The BLACC collection weaves together the compelling stories of Black individuals in the county, often told in their own words. Through a diverse array of images, documents, and personal narratives, the collection offers a profound glimpse into the lived experiences of the Black community over the last 120 years and more.

At the heart of this initiative is the desire to address a dearth of knowledge regarding local Black history contained in the library’s collection. The special exhibit and associated events will bring these valuable resources to the forefront of public consciousness, providing a unique opportunity for residents to engage with and learn from this rich tapestry of history.
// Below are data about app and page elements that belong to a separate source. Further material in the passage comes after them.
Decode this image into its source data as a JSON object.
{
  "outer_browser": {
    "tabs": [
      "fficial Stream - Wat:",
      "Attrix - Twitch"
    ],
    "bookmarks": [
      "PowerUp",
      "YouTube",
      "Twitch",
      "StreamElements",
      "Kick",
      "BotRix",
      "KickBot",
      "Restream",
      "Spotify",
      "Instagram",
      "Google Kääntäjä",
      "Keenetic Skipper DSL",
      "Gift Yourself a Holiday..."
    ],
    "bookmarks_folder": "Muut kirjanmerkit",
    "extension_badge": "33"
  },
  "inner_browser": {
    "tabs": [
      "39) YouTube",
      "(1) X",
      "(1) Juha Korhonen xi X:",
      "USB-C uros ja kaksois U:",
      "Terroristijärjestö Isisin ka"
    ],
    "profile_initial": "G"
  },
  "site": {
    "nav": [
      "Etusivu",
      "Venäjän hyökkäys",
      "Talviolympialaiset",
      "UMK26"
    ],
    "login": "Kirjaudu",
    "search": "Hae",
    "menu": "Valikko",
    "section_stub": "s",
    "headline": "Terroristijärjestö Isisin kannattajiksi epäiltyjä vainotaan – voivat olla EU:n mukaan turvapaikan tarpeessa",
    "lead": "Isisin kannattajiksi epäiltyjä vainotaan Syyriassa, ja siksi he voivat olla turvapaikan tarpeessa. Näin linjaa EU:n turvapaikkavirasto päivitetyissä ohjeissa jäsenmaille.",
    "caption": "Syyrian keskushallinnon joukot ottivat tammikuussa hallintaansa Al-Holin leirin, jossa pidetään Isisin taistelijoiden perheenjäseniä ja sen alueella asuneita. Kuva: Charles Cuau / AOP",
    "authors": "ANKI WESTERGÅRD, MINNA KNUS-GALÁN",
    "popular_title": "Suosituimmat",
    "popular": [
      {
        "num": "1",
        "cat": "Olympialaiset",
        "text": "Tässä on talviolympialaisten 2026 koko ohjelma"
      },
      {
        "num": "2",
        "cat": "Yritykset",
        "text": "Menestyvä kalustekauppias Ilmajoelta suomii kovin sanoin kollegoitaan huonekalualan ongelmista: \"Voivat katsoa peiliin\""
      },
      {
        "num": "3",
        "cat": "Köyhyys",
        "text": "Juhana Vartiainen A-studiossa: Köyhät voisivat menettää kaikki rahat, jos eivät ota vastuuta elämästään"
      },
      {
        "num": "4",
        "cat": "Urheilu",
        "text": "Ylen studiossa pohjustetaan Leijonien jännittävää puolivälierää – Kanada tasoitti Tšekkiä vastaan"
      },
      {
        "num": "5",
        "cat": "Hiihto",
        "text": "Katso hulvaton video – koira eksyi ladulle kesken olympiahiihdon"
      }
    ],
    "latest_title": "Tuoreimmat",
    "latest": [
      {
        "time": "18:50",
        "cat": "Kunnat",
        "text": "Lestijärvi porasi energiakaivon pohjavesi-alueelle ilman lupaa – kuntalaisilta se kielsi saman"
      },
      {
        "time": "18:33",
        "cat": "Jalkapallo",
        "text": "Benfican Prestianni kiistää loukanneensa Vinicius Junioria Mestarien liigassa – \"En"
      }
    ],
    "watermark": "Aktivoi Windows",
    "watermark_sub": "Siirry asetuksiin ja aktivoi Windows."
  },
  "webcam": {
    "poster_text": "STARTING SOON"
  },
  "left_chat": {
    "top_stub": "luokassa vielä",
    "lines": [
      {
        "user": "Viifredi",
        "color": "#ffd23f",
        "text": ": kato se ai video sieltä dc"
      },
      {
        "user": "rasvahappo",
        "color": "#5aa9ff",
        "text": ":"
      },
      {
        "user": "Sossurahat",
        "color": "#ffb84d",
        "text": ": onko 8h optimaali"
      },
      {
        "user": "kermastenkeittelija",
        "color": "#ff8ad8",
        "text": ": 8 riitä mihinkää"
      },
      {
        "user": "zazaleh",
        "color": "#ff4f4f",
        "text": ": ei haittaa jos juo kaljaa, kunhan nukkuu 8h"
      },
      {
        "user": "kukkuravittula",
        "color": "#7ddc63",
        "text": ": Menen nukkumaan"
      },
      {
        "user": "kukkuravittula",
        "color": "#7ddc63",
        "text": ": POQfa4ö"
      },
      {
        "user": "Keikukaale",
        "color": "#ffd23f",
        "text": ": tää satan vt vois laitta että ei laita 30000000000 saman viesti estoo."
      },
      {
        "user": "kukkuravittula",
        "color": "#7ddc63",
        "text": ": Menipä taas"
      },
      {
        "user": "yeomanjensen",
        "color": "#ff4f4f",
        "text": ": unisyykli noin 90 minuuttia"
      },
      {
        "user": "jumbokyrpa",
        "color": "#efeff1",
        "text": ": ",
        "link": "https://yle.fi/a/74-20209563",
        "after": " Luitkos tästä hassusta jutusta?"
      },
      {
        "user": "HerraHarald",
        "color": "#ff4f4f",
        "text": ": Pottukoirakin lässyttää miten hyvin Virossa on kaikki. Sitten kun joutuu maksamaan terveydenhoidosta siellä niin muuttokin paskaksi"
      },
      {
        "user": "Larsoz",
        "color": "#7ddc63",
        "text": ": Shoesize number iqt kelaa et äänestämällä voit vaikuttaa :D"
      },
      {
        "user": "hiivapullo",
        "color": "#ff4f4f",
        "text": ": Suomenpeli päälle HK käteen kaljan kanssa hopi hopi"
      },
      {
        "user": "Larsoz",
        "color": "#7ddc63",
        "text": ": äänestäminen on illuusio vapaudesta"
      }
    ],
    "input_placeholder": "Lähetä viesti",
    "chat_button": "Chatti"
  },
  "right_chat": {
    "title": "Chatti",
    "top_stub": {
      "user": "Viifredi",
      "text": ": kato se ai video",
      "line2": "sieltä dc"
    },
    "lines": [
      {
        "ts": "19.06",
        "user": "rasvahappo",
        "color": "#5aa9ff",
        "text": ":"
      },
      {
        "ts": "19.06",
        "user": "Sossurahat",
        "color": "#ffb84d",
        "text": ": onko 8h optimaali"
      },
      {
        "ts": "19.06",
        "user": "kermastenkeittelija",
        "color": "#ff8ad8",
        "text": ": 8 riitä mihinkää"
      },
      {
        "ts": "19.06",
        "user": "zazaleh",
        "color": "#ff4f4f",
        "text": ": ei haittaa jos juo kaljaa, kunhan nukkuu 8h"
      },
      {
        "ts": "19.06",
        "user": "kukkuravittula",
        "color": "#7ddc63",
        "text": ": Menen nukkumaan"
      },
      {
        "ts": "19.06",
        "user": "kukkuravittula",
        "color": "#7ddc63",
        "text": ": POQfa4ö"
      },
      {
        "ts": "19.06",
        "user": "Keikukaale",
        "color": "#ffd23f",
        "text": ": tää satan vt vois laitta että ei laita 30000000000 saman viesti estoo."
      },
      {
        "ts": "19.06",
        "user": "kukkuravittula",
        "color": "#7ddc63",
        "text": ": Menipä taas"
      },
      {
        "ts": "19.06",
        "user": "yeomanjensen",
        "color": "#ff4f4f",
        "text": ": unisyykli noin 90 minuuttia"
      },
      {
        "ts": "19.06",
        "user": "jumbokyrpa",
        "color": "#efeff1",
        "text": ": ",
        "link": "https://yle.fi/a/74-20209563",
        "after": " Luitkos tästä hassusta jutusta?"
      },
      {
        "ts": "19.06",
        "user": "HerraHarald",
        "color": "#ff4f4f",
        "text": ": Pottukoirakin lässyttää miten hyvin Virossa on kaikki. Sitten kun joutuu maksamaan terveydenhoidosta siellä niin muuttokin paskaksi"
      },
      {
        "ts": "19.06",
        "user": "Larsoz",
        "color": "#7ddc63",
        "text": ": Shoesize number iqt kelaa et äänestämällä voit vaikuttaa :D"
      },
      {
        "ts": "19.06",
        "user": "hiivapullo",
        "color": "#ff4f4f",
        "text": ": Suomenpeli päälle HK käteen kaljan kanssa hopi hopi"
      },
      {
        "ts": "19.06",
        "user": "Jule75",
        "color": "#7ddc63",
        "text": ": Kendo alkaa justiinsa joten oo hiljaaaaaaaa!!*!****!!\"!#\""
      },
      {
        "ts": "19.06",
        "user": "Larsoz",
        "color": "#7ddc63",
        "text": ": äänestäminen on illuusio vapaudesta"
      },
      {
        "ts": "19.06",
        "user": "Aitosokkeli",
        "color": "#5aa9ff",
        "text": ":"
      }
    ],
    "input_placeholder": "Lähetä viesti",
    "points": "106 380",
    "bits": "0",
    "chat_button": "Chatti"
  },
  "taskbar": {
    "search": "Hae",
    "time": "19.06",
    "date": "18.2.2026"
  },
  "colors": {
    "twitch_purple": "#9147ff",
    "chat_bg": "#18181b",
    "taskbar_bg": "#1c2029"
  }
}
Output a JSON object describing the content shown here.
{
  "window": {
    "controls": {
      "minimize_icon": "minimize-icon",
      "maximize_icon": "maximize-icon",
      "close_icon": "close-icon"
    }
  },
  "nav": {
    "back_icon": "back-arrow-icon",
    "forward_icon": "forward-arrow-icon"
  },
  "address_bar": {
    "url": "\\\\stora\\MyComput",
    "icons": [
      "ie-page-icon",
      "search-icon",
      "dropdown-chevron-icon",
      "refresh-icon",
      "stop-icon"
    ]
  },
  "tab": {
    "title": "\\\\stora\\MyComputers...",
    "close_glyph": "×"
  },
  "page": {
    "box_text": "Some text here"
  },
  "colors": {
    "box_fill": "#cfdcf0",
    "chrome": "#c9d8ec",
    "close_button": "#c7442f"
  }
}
The exhibit is designed not only to inform but also to foster a sense of connection, empathy, and respect among residents and visitors. By providing points of reference, the exhibit aims to contribute to a more complex, collaborative, cohesive, and just community ethos. The hope is that this newfound awareness will influence how visitors interact with the collection and one another, as well as shape expectations for local government, civic organizations, and business leaders as they plan for the future of all county residents.
The youth workshop will be facilitated by Jackson and two community holders of traditions that are discussed in many of the BLACC oral histories, Nkoula Badila and Zien-Celeste. Clips from the BLACC Collection and the more recent CLOVS oral history collections will be shared, followed by discussion that will ground the youth attendees in the collection and the theme of legacy. The workshop will then break into two sessions. One session, taught by Nkoula Badila, will focus on home remedies with a hands-on component. In the second session, Zien-Celeste will facilitate youth, using archival images, to choose a photo and transform its appearance through the cyanotype process. In this way, they will be able to have a creative conversation with the collection while adding to the exhibit themselves through their creations.
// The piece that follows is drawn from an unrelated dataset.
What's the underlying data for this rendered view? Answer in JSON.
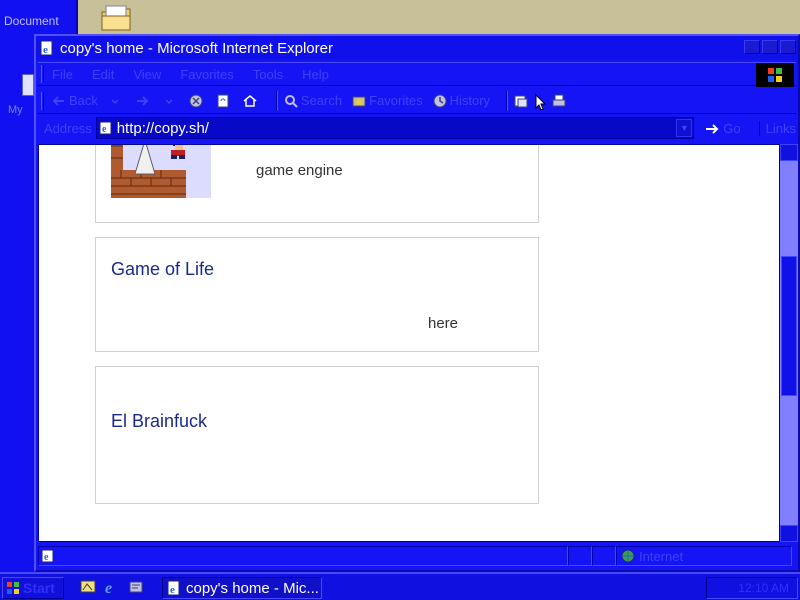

Finally, the library will offer an educator workshop to familiarize local public, private, home, out-of-school time, and community educators with the BLACC Oral History Project collection and help them discover how it can be used to support learning. Jackson will facilitate the event along with youth researcher Jayden Cross and Elaine Eichelberger and Brenda Shufelt, who are also assisting with research and curation for this project. The anchor for this workshop will be the information from a syllabus that was created in the 1980s as a culmination of the research and recording of oral histories for the BLACC collection. Participants will listen to clips from the BLACC and CLOVS oral histories and view examples from the research on local Black history included in the BLACC collection. Educators will then discuss how these resources can be used in their classrooms. Educators will also be introduced to various online resources, including the library's BLACC Image Collection on the History Room website, the BLACC Oral History website, the online CLOVS, the BLACC image collection on NY Heritage, and Consider the Source NY.
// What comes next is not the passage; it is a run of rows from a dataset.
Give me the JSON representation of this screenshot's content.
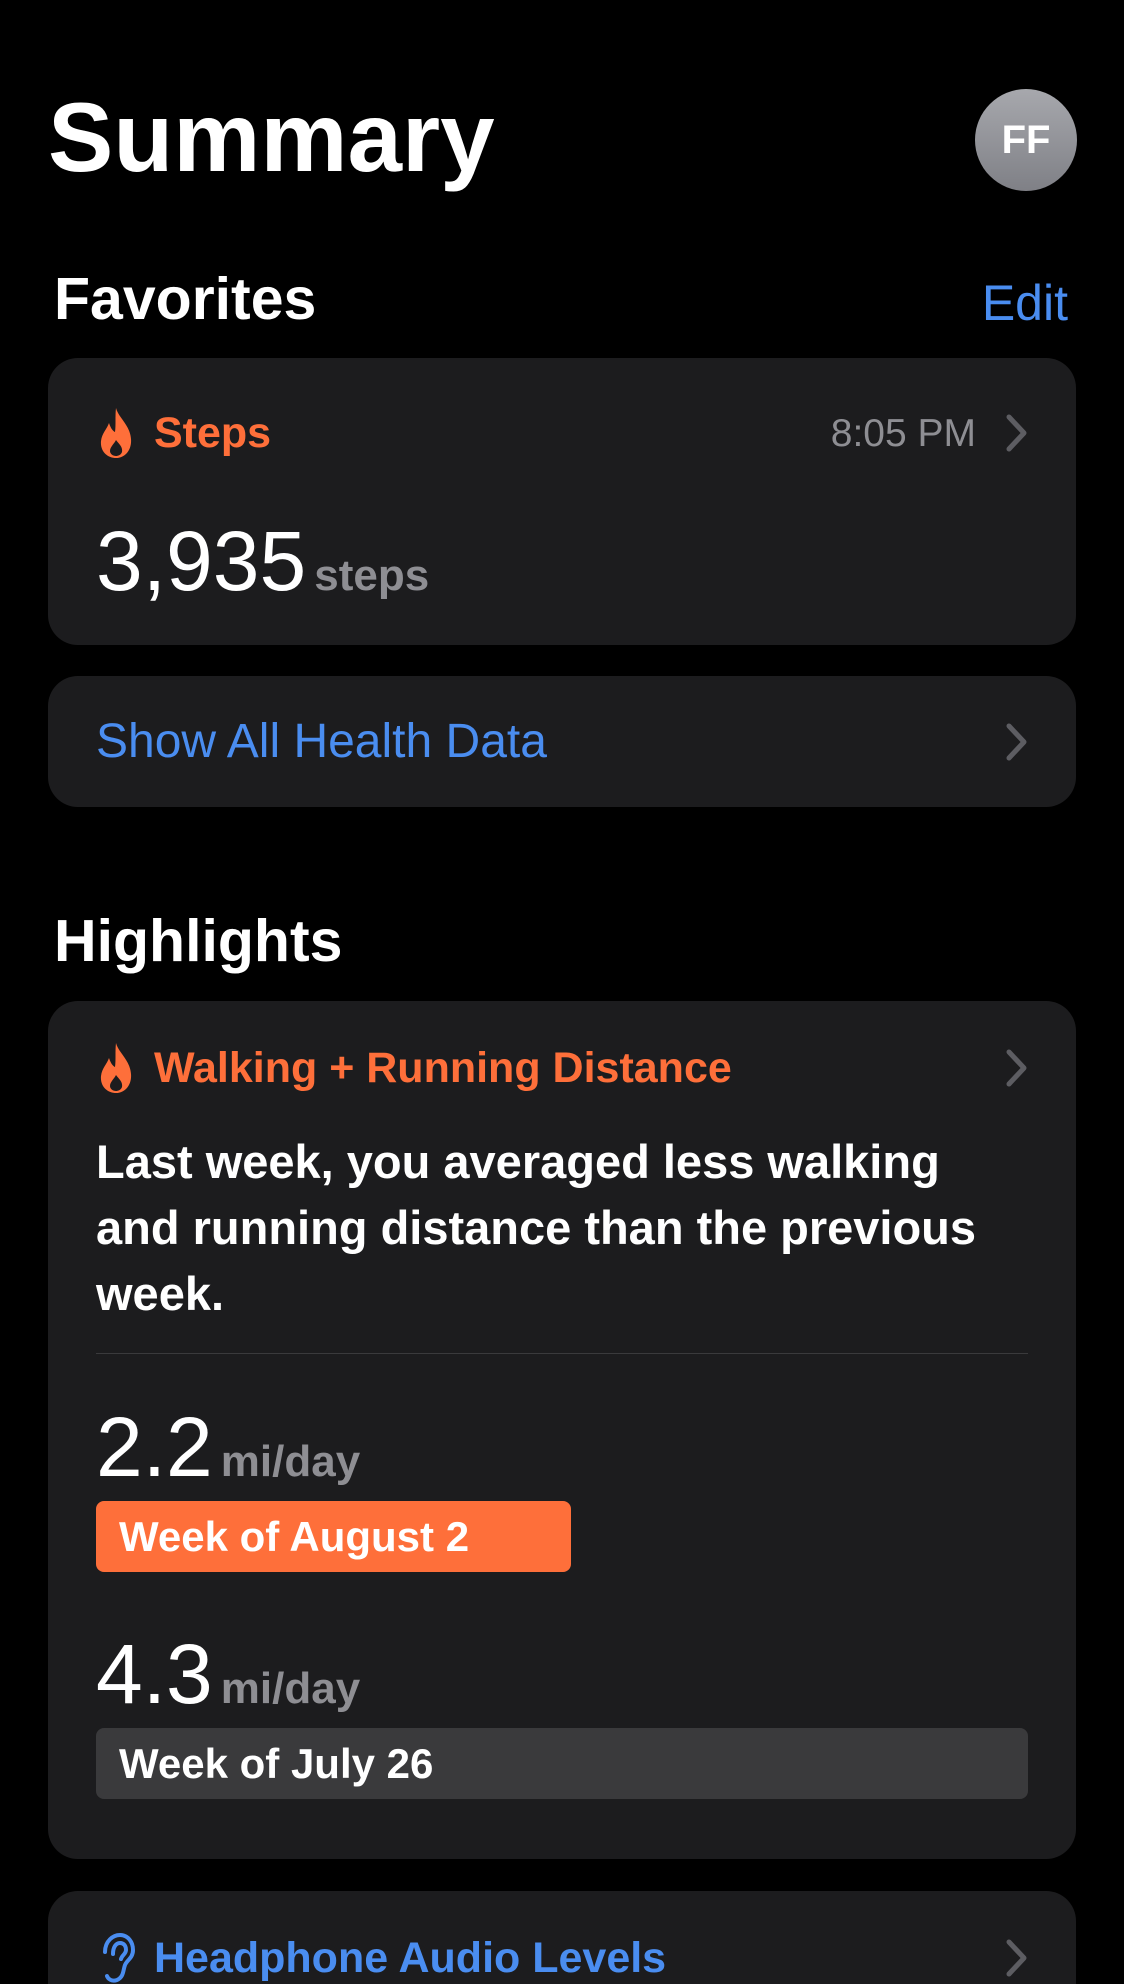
{
  "header": {
    "title": "Summary",
    "avatar_initials": "FF"
  },
  "favorites": {
    "section_title": "Favorites",
    "edit_label": "Edit",
    "steps_card": {
      "label": "Steps",
      "icon": "flame-icon",
      "time": "8:05 PM",
      "value": "3,935",
      "unit": "steps"
    },
    "show_all_label": "Show All Health Data"
  },
  "highlights": {
    "section_title": "Highlights",
    "distance_card": {
      "label": "Walking + Running Distance",
      "icon": "flame-icon",
      "summary": "Last week, you averaged less walking and running distance than the previous week.",
      "current": {
        "value": "2.2",
        "unit": "mi/day",
        "week_label": "Week of August 2",
        "fraction_of_max": 0.51
      },
      "previous": {
        "value": "4.3",
        "unit": "mi/day",
        "week_label": "Week of July 26",
        "fraction_of_max": 1.0
      }
    },
    "audio_card": {
      "label": "Headphone Audio Levels",
      "icon": "ear-icon"
    }
  },
  "colors": {
    "accent_orange": "#fe6f3a",
    "accent_blue": "#4a8df0",
    "card_bg": "#1c1c1e",
    "secondary_text": "#8e8e93",
    "inactive_bar": "#3a3a3c"
  }
}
This program was funded in part by Humanities New York, with support from the National Endowment for the Humanities. Any views, findings, conclusions, or recommendations expressed through this exhibition/programming do not necessarily represent those of the National Endowment for the Humanities.

1 comment:

  1. This is so wonderful, and Marcella Beigel who was the sole person responsible (in my eyes) for the birth of this project, is smiling from Heaven to see this level of interaction with the project that was so much more than just a "project" for retired seniors to work on - it encompassed something that she felt so strongly about - having these stories not only recorded, but used, it was truly her dream. Marcella was the Program Director of the Retired Senior Volunteer Program in Columbia County for many, many years (her own story is tragic and unique) she was a visionary and someone I regarded as a mentor (I worked at COI, the lead agency for RSVP in Columbia County, many years ago, and after I left there I served on the RSVP Advisory Committee) - I remember many passionate discussions about the importance of recording these stories for future use. Bravo to the Hudson Area Library for bringing this to fruition!